Aloe Vera is a small green leafy plant that looks kind of like giant blades of grass. It has a wealth of health benefits. It’s not an unattractive houseplant that is easy to purchase from florists, greenhouses, and even some lawn and garden stores. It’s also very easy to grow and has countless practical uses. Because Aloe has so many uses and is so easy to grow, it is a great starter plant for people interested in herbal medicine. Aloe Juices, Gels, And Creams. As for Aloe gels vs. juices, some advocates of aloe recommend cutting a leaf and rubbing the juices directly onto minor cuts, burns and rashes.

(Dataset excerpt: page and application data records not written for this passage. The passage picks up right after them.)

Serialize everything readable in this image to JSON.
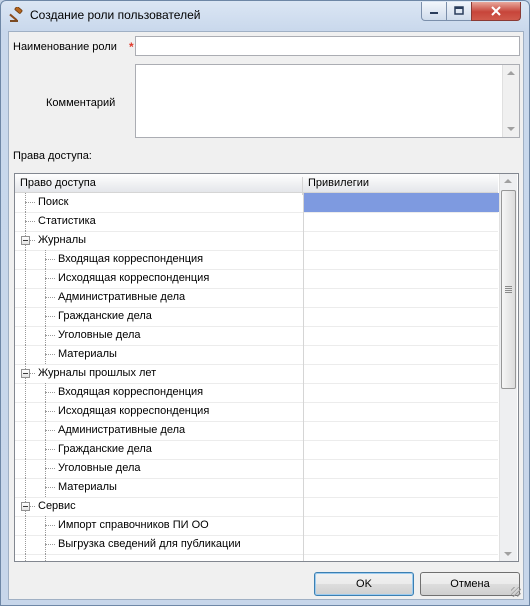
{
  "window": {
    "title": "Создание роли пользователей",
    "controls": {
      "minimize": "minimize",
      "maximize": "maximize",
      "close": "close"
    }
  },
  "form": {
    "name_label": "Наименование роли",
    "required_mark": "*",
    "name_value": "",
    "comment_label": "Комментарий",
    "comment_value": "",
    "rights_label": "Права доступа:"
  },
  "grid": {
    "columns": [
      "Право доступа",
      "Привилегии"
    ],
    "rows": [
      {
        "label": "Поиск",
        "level": 0,
        "group": false,
        "selected": true
      },
      {
        "label": "Статистика",
        "level": 0,
        "group": false,
        "selected": false
      },
      {
        "label": "Журналы",
        "level": 0,
        "group": true,
        "selected": false
      },
      {
        "label": "Входящая корреспонденция",
        "level": 1,
        "group": false,
        "selected": false
      },
      {
        "label": "Исходящая корреспонденция",
        "level": 1,
        "group": false,
        "selected": false
      },
      {
        "label": "Административные дела",
        "level": 1,
        "group": false,
        "selected": false
      },
      {
        "label": "Гражданские дела",
        "level": 1,
        "group": false,
        "selected": false
      },
      {
        "label": "Уголовные дела",
        "level": 1,
        "group": false,
        "selected": false
      },
      {
        "label": "Материалы",
        "level": 1,
        "group": false,
        "selected": false
      },
      {
        "label": "Журналы прошлых лет",
        "level": 0,
        "group": true,
        "selected": false
      },
      {
        "label": "Входящая корреспонденция",
        "level": 1,
        "group": false,
        "selected": false
      },
      {
        "label": "Исходящая корреспонденция",
        "level": 1,
        "group": false,
        "selected": false
      },
      {
        "label": "Административные дела",
        "level": 1,
        "group": false,
        "selected": false
      },
      {
        "label": "Гражданские дела",
        "level": 1,
        "group": false,
        "selected": false
      },
      {
        "label": "Уголовные дела",
        "level": 1,
        "group": false,
        "selected": false
      },
      {
        "label": "Материалы",
        "level": 1,
        "group": false,
        "selected": false
      },
      {
        "label": "Сервис",
        "level": 0,
        "group": true,
        "selected": false
      },
      {
        "label": "Импорт справочников ПИ ОО",
        "level": 1,
        "group": false,
        "selected": false
      },
      {
        "label": "Выгрузка сведений для публикации",
        "level": 1,
        "group": false,
        "selected": false
      },
      {
        "label": "",
        "level": 1,
        "group": false,
        "selected": false
      }
    ]
  },
  "buttons": {
    "ok": "OK",
    "cancel": "Отмена"
  },
  "icons": {
    "title": "gavel-icon"
  },
  "colors": {
    "selection": "#7e9ae0",
    "required": "#e03b2d",
    "close_button": "#c7453a"
  }
}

An article by published in The Natural Medicine Journal, however, recommends pasteurizing aloe juices by heating it to between seventy and eighty degrees Celsius for less than three minutes. This is one of the many reasons that Aloe Vera is usually sold as a gel. If you decide to pasteurize your Aloe Vera, it means that it will be more worth your time to harvest a larger volume at a time. This article won’t go into the procedure, but other resources give instructions on making aloe gel at home like this YouTube video: Creams made from aloe are also readily available, which are commonly used to treat psoriasis and herpes sores.
Topical Uses for Aloe
According to a 2013 paper published by Scientific Research Publishing, an open access journal, Aloe contains many enzymes, vitamins, minerals, and amino acids that make the plant great for helping the skin to heal after burns, sunburns, and minor cuts. Aloe can be used topically for all of these uses by applying juice from the plant or a gel derived from those juices on the afflicted area. An article published by How Stuff Works recommends making a “home burn kit” from aloe gel mixed with a vitamin E gel. Gels made with vitamins A, E, and D are often used to treat skin irritations and are readily available from most big box stores, as well as pharmacies and health and cosmetic stores. If you can just buy these gels, one might ask why bother with the Aloe? Aloe has additional proteins and enzymes As well as a soothing scent and feel that doesn’t come from vitamin gels.
Uses For Edible Aloe
While most uses for Aloe Vera are external, the juices and gels from the plant can also be ingested. According to the Mayo Clinic, Aloe Vera gel can be applied to the inside of the mouth to treat sores. Some forms of it can be eaten as a laxative. There are also aloe mouthwashes on the market that are helpful for treating sores in the mouth.
Aloe vera juice is crammed full of amino acids, vitamins and minerals making it one of nature’s most effective cleansers. Its main property is to be soothing, cooling and moistening which helps to clear inflammatory and irritating heat, such as in menopause, plus inflammatory skin and digestive problems, such as acne, rosacea and IBS.
Alkalinity. A body with an acidic pH is a breeding ground for disease.
If you bought your Aloe gel, it might be meant for topical use only. Gels that you buy from the store are often mixed with other kinds of butter and gels that aren’t safe for consumption. Be sure that you read the container before you put Aloe gel in your mouth . The National Center for Complementary and Integrated Health also warns that if too much is used too frequently in this way it can lead to kidney damage. This is why laxatives made from aloe extracts were banned in America by the Food and Drug Administration in 2002. Aloe also contains a naturally occurring latex, which some people are allergic to, so talk to your doctor before using Aloe orally. A Brief Disclaimer As with most medicinal herbs, there are a lot of proposed uses for Aloe Vera that still need some further scientific study. According to WebMD, some people believe that Aloe Vera can be used to treat severe medical conditions like diabetes and cancer. While Aloe Vera may help to relieve some more superficial symptoms of these conditions, there isn’t enough evidence out there that it will treat the underlying causes.